Home Affairs Minister Peter Dutton’s criticism of Victoria’s judges and magistrates is “unfair and unwarranted” and the judiciary should not be allowed to become collateral damage in a political fight, a peak legal group says.
The Judicial Conference of Australia (JCA) rejected Mr Dutton’s claim there was a “problem” with some of the state’s judges and magistrates, describing it as “generalised sledging” that “does not add to the debate”.
“There is a problem with some of the judges and magistrates [Premier] Daniel Andrews has appointed and some of the bail decisions that have been made, been criticised even by Daniel Andrews’ own ministers,” Mr Dutton told Adelaide radio yesterday.
“It is not a problem in Adelaide, not in Brisbane, not in Sydney. It’s a problem concentrated in Victoria.”
Justice Beech-Jones said the judges and magistrates in question could not respond, and the comments undermine the capacity of the judiciary to apply the law impartially.
But today, Mr Dutton stepped up the rhetoric against the judiciary, blaming “soft sentences” on the appointment of civil libertarians as magistrates, and labelling one Supreme Court judge a “left-wing ideologue”.
“The solution, in part, is to make sure that the appointments that you’re making to the Magistrates’ Court are people who will impose sentences and will provide some deterrence to people repeatedly coming before the courts,” Mr Dutton told Melbourne radio station 3AW.
“So if you’re appointing civil libertarians to the Magistrates’ Court over a long period of time then you will get soft sentences.”
He singled out Supreme Court judge Lex Lasry for a tweet in which he poked fun at Mr Dutton’s comments that some people feel unsafe about going out for dinner in Melbourne.
Justice Lasry was appointed to the position by the Brumby Labor government in 2007.
“Mr Lasry, who is a left-wing ideologue appointed to the court, is dismissive the other day of some of the comments I made,” Mr Dutton said.
“If you’ve got that sort of attitude towards the public, these people who think they’re above the public, it’s a complete nonsense.
“I think there needs to be a reset of attitudes, separation of powers which is a very important principle within our society.”
How many judges has Martin Pakula appointed?
- There are 57 Supreme Court Judges, Associate Judges in Victoria — Martin Pakula has appointed 10
- There are 126 Magistrates in Victoria — Martin Pakula has appointed 17
- There are 68 Country Court judges in the state — Martin Pakula appointed 15
Victoria’s Attorney-General, Martin Pakula, said Mr Dutton had made claims about his appointments to the judiciary without offering any facts to back up his claims.
“He has made these claims without offering a single shred of evidence to defend them,” Mr Pakula said.
“They are completely unwarranted and untrue.

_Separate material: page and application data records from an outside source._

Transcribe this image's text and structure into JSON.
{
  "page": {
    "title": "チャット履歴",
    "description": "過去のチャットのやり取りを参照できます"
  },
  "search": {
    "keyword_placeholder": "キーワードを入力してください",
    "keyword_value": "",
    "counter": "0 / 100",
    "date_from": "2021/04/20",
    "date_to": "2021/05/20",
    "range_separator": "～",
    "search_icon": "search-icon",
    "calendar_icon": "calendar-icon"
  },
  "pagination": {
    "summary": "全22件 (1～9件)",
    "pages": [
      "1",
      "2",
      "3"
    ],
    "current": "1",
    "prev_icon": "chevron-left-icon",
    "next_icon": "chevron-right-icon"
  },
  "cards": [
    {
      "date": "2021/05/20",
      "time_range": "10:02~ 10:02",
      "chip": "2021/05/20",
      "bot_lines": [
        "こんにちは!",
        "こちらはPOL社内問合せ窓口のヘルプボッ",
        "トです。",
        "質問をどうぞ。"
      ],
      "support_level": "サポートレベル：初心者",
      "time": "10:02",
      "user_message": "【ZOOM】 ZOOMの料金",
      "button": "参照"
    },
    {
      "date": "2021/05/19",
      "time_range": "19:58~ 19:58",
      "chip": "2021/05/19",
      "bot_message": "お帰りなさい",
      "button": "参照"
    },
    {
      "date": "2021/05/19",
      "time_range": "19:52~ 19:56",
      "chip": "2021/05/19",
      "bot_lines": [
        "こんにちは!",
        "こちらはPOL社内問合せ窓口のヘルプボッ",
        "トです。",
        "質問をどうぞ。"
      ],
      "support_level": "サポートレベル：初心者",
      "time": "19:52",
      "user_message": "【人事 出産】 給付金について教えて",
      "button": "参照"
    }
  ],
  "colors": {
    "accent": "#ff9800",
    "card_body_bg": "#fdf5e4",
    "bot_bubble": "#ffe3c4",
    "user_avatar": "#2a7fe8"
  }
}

No government in recent memory has done more to appoint former prosecutors to our bench than this Government.”
Mr Pakula defended the role of the independent judiciary to apply the laws put in place by Parliament.
“Mr Dutton and some of his colleagues seem more intent on spending all of their time just running a commentary on a government that happens to be of a different political persuasion to theirs and I think that is frankly quite a new development,” he said.
‘African action plan’ in works since July
“What we want is a more focused effort in relation to the African communities and particularly the Sudanese and Somali communities,” Victoria Police Deputy Commissioner Andrew Crisp said.
“This is not a crisis. There is not a crisis in this state in relation to crime. The behaviour we’re seeing of a relatively small number of people of African background.”
Abeselom Nega, the chief executive of youth co-operative iEmpower and a member of Victoria’s Equal Opportunity and Human Rights Commission, said the taskforce was not a silver bullet.
He said the community had been working with the State Government on an action plan since July.
“I call on the Victorian Government to respond to the African action plan as soon as possible,” Mr Nega said.
“That action plan was developed by the community well before these incidents have taken place.
“This is a document that was developed by the community, that is owned by the community. It raises quite a lot of the issues from education to employment to the justice system and law-and-order issues.”
The plan recognises that there are “significant social disadvantages” in the community, he said.
The men, described by police as of “African appearance”, threatened a Narre Warren service station attendant with a machete and large rock just before 4:00am.
“I was disappointed to hear about violence that has occurred overnight,” said Mr Nega.
“But I’m very hopeful the leadership of the community, the Government and all of our stakeholders are coming together to address youth offending,” he said.
He said it was “gut-wrenching” and disappointing that the recent violence had taken place while the community was working on its action plan.